**ASSIGNMENT:** Every record that follows should be written out again without any change.

[[ DATA FOR ANALYSIS, beginning ]]

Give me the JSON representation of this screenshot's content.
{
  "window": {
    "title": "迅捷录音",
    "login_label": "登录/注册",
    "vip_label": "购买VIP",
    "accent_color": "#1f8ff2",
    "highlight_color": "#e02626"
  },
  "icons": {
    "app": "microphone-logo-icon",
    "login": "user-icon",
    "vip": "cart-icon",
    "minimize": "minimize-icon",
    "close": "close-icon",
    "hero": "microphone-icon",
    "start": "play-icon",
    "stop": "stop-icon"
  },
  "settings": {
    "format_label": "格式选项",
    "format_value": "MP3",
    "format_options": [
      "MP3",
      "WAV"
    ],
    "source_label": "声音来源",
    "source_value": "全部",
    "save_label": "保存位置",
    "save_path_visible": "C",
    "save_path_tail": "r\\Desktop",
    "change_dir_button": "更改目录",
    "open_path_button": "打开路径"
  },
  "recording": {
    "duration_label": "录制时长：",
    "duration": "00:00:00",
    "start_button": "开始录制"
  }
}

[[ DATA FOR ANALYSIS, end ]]

**RESPONSE TO THE EXERCISE:**
Give me the JSON representation of this screenshot's content.
{
  "window": {
    "title": "迅捷录音",
    "login_label": "登录/注册",
    "vip_label": "购买VIP",
    "accent_color": "#1f8ff2",
    "highlight_color": "#e02626"
  },
  "icons": {
    "app": "microphone-logo-icon",
    "login": "user-icon",
    "vip": "cart-icon",
    "minimize": "minimize-icon",
    "close": "close-icon",
    "hero": "microphone-icon",
    "start": "play-icon",
    "stop": "stop-icon"
  },
  "settings": {
    "format_label": "格式选项",
    "format_value": "MP3",
    "format_options": [
      "MP3",
      "WAV"
    ],
    "source_label": "声音来源",
    "source_value": "全部",
    "save_label": "保存位置",
    "save_path_visible": "C",
    "save_path_tail": "r\\Desktop",
    "change_dir_button": "更改目录",
    "open_path_button": "打开路径"
  },
  "recording": {
    "duration_label": "录制时长：",
    "duration": "00:00:00",
    "start_button": "开始录制"
  }
}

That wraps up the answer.